380 bhp, 392 cu. in. “FirePower” V-8 engine, dual carburetors, pushbutton-operated TorqueFlite three-speed automatic transmission, independent torsion-bar front suspension, live rear axle with semi-elliptic leaf springs, and four-wheel, power-assisted hydraulic drum brakes. Wheelbase: 126"
- One of 191 300D Convertibles built
- A fresh and correct body-off restoration to original specifications
- A special-order car when new; highly equipped
- Documented by Gil Cunningham of the Chrysler 300 Club International
For much of its history, Chrysler was a frontrunner in building some of the most interesting and exciting high-performance cars Detroit had to offer. Foremost among them are the formidable early Hemi-powered Chrysler 300 “letter cars” of the 1950s which, by virtue of their cost and long list of standard and optional features, were reserved for the wealthiest and most discerning buyers. Cloaked in handsome Virgil Exner-designed bodies and carefully engineered, the 300 series offered the ultimate in American luxury and performance.
For 1957, Chrysler enlarged its already legendary hemispherical-head V-8 engine to 392 cubic inches. Thanks to this increase and refinements by Chrysler engineers, power output reached 375 bhp and then 380 bhp for the 300D of 1958. Performance of the 300D was stunning right off the showroom floor, with the large and relatively heavy cars easily capable of accelerating from rest to 60 mph in 8.4 seconds, en route to top speeds of some 135 mph, depending upon the final drive ratio selected. At Bonneville, a 300D set a new World Land Speed Record (Class E) at 156.387 mph.
While 1957 was a banner year for all American automakers, storm clouds were gathering. In 1958, the economy, which seemed unstoppable just a year earlier, began to stagger. Coupled with industry-wide labor unrest, Chrysler 300D production numbers plummeted to just 809 cars, including 191 convertibles, of which only about 53 are known to exist today. Due to low production, valvetrain complexity and high costs, 1958 marked the last model year that the company offered its first-generation “Hemi” V-8 engine in a full-size Chrysler; for 1959, the less expensive and exotic 413-cubic inch “wedge-head” V-8 debuted.

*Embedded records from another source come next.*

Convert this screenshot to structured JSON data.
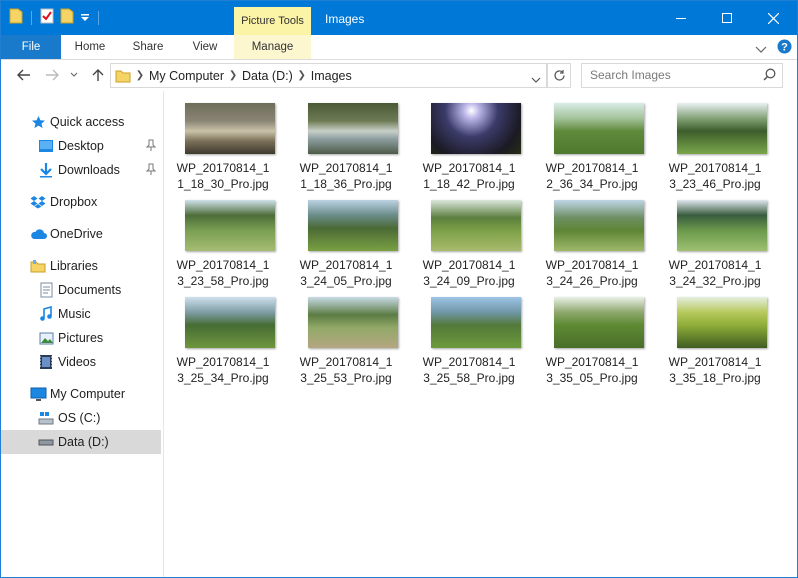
{
  "window": {
    "title": "Images",
    "context_tab": "Picture Tools",
    "accent_color": "#0078d7"
  },
  "ribbon": {
    "tabs": [
      "File",
      "Home",
      "Share",
      "View",
      "Manage"
    ]
  },
  "address": {
    "crumbs": [
      "My Computer",
      "Data (D:)",
      "Images"
    ],
    "search_placeholder": "Search Images"
  },
  "nav": {
    "items": [
      {
        "label": "Quick access",
        "icon": "star-icon"
      },
      {
        "label": "Desktop",
        "icon": "desktop-icon",
        "pinned": true
      },
      {
        "label": "Downloads",
        "icon": "download-icon",
        "pinned": true
      },
      {
        "label": "Dropbox",
        "icon": "dropbox-icon"
      },
      {
        "label": "OneDrive",
        "icon": "cloud-icon"
      },
      {
        "label": "Libraries",
        "icon": "libraries-icon"
      },
      {
        "label": "Documents",
        "icon": "document-icon"
      },
      {
        "label": "Music",
        "icon": "music-icon"
      },
      {
        "label": "Pictures",
        "icon": "picture-icon"
      },
      {
        "label": "Videos",
        "icon": "video-icon"
      },
      {
        "label": "My Computer",
        "icon": "computer-icon"
      },
      {
        "label": "OS (C:)",
        "icon": "drive-icon"
      },
      {
        "label": "Data (D:)",
        "icon": "drive-icon",
        "selected": true
      }
    ]
  },
  "files": [
    {
      "line1": "WP_20170814_1",
      "line2": "1_18_30_Pro.jpg"
    },
    {
      "line1": "WP_20170814_1",
      "line2": "1_18_36_Pro.jpg"
    },
    {
      "line1": "WP_20170814_1",
      "line2": "1_18_42_Pro.jpg"
    },
    {
      "line1": "WP_20170814_1",
      "line2": "2_36_34_Pro.jpg"
    },
    {
      "line1": "WP_20170814_1",
      "line2": "3_23_46_Pro.jpg"
    },
    {
      "line1": "WP_20170814_1",
      "line2": "3_23_58_Pro.jpg"
    },
    {
      "line1": "WP_20170814_1",
      "line2": "3_24_05_Pro.jpg"
    },
    {
      "line1": "WP_20170814_1",
      "line2": "3_24_09_Pro.jpg"
    },
    {
      "line1": "WP_20170814_1",
      "line2": "3_24_26_Pro.jpg"
    },
    {
      "line1": "WP_20170814_1",
      "line2": "3_24_32_Pro.jpg"
    },
    {
      "line1": "WP_20170814_1",
      "line2": "3_25_34_Pro.jpg"
    },
    {
      "line1": "WP_20170814_1",
      "line2": "3_25_53_Pro.jpg"
    },
    {
      "line1": "WP_20170814_1",
      "line2": "3_25_58_Pro.jpg"
    },
    {
      "line1": "WP_20170814_1",
      "line2": "3_35_05_Pro.jpg"
    },
    {
      "line1": "WP_20170814_1",
      "line2": "3_35_18_Pro.jpg"
    }
  ]
}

This original 1958 Chrysler 300D Convertible has just emerged from a correct and complete body-off restoration to original specifications with all mechanical components rebuilt, a correct Gary Goers leather interior and all brightwork restored to as-new condition. It was previously in the long-term ownership of Ken Smith, a long-time member of the Chrysler 300 Club International. According to a factory build code interpretation by Gil Cunningham, this particular 300D was built to customer order. Finished in Matador Red with a beige leather interior and a white power-operated convertible top, it was completed at the Detroit assembly plant on November 12, 1957 and shipped two days later to Batavia Motor Co. of Batavia, Illinois. Unusual for a car delivered new to Illinois with its cold winters, this 300D was an original heater-delete car.
In addition to its 380 bhp, dual-carbureted 392-cubic inch “Hemi” V-8 and pushbutton-operated TorqueFlite automatic transmission, this 300D was also factory-equipped with a six-way power front seat, power steering, power windows and a power antenna for the Electro-Touch Tuner AM radio. Other desirable features included a driver’s side view mirror, Solex glass with a shaded windshield, rear-fender stone shields and a 3.3:1 Sure-Grip differential.
One of just 191 300D convertibles originally built, this documented, highly equipped and freshly restored car not only marks the final production year for the 300 with the dual-carbureted 392 Hemi but is also one of the rarest and most desirable of Chrysler’s legendary 300-series letter cars.